> EXTRACTED MATERIAL
******

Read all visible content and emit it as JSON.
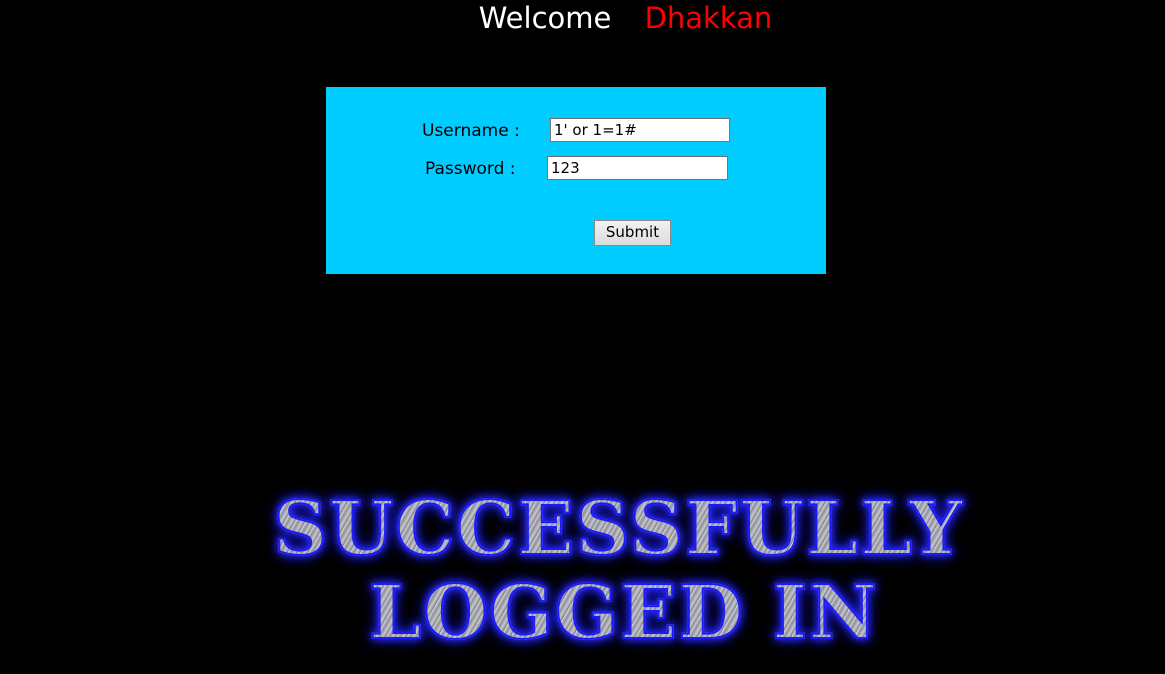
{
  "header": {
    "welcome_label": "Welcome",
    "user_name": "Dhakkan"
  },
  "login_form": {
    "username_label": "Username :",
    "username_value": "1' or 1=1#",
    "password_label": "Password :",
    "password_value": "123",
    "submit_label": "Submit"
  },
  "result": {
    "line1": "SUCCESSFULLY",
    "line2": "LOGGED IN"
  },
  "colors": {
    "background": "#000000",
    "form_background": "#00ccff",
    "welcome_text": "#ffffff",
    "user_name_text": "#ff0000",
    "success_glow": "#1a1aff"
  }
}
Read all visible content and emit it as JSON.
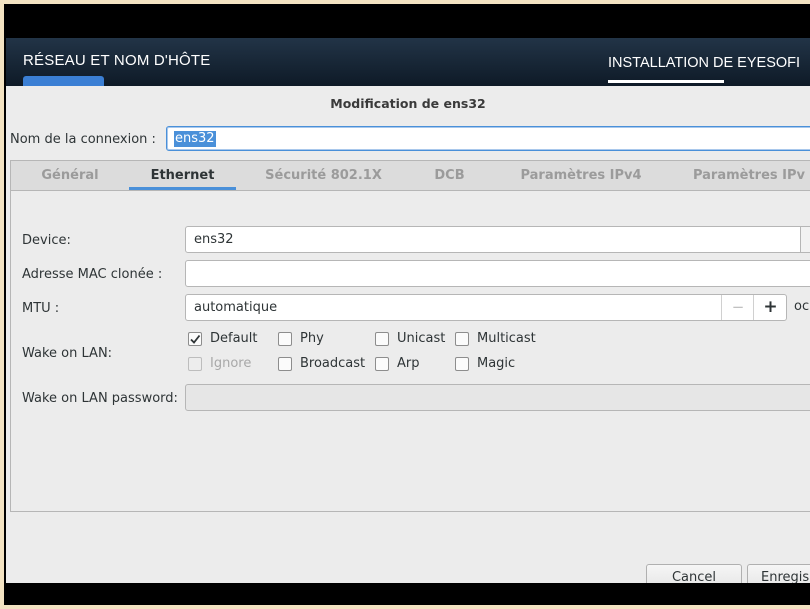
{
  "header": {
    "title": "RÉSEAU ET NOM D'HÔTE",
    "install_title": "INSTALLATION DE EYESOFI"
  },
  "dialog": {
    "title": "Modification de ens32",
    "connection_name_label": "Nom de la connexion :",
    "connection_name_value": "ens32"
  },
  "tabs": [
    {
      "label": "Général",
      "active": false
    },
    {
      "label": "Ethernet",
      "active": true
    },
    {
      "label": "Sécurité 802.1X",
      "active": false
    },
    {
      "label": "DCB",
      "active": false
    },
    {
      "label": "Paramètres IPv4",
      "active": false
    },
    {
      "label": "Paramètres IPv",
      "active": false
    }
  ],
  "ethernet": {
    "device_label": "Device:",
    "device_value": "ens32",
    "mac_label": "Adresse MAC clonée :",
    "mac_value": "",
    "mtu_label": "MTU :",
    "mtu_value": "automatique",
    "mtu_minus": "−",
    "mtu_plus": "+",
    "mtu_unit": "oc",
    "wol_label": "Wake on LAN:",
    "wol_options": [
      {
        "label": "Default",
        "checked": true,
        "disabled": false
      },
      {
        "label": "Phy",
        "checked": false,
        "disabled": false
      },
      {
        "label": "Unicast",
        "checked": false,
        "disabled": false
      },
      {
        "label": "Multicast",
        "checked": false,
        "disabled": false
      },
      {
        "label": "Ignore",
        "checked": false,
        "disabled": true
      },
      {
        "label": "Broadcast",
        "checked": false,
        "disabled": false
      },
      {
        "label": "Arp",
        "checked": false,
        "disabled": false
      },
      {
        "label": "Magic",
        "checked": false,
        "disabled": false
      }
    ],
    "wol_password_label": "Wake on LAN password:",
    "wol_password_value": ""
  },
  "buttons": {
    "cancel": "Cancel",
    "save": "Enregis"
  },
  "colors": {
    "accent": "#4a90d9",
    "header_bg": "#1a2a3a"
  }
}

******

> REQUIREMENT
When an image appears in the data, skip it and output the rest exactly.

> WRITTEN REPLY
Read all visible content and emit it as JSON.
{
  "header": {
    "welcome_label": "Welcome",
    "user_name": "Dhakkan"
  },
  "login_form": {
    "username_label": "Username :",
    "username_value": "1' or 1=1#",
    "password_label": "Password :",
    "password_value": "123",
    "submit_label": "Submit"
  },
  "result": {
    "line1": "SUCCESSFULLY",
    "line2": "LOGGED IN"
  },
  "colors": {
    "background": "#000000",
    "form_background": "#00ccff",
    "welcome_text": "#ffffff",
    "user_name_text": "#ff0000",
    "success_glow": "#1a1aff"
  }
}
Read all visible content and emit it as JSON.
{
  "header": {
    "title": "RÉSEAU ET NOM D'HÔTE",
    "install_title": "INSTALLATION DE EYESOFI"
  },
  "dialog": {
    "title": "Modification de ens32",
    "connection_name_label": "Nom de la connexion :",
    "connection_name_value": "ens32"
  },
  "tabs": [
    {
      "label": "Général",
      "active": false
    },
    {
      "label": "Ethernet",
      "active": true
    },
    {
      "label": "Sécurité 802.1X",
      "active": false
    },
    {
      "label": "DCB",
      "active": false
    },
    {
      "label": "Paramètres IPv4",
      "active": false
    },
    {
      "label": "Paramètres IPv",
      "active": false
    }
  ],
  "ethernet": {
    "device_label": "Device:",
    "device_value": "ens32",
    "mac_label": "Adresse MAC clonée :",
    "mac_value": "",
    "mtu_label": "MTU :",
    "mtu_value": "automatique",
    "mtu_minus": "−",
    "mtu_plus": "+",
    "mtu_unit": "oc",
    "wol_label": "Wake on LAN:",
    "wol_options": [
      {
        "label": "Default",
        "checked": true,
        "disabled": false
      },
      {
        "label": "Phy",
        "checked": false,
        "disabled": false
      },
      {
        "label": "Unicast",
        "checked": false,
        "disabled": false
      },
      {
        "label": "Multicast",
        "checked": false,
        "disabled": false
      },
      {
        "label": "Ignore",
        "checked": false,
        "disabled": true
      },
      {
        "label": "Broadcast",
        "checked": false,
        "disabled": false
      },
      {
        "label": "Arp",
        "checked": false,
        "disabled": false
      },
      {
        "label": "Magic",
        "checked": false,
        "disabled": false
      }
    ],
    "wol_password_label": "Wake on LAN password:",
    "wol_password_value": ""
  },
  "buttons": {
    "cancel": "Cancel",
    "save": "Enregis"
  },
  "colors": {
    "accent": "#4a90d9",
    "header_bg": "#1a2a3a"
  }
}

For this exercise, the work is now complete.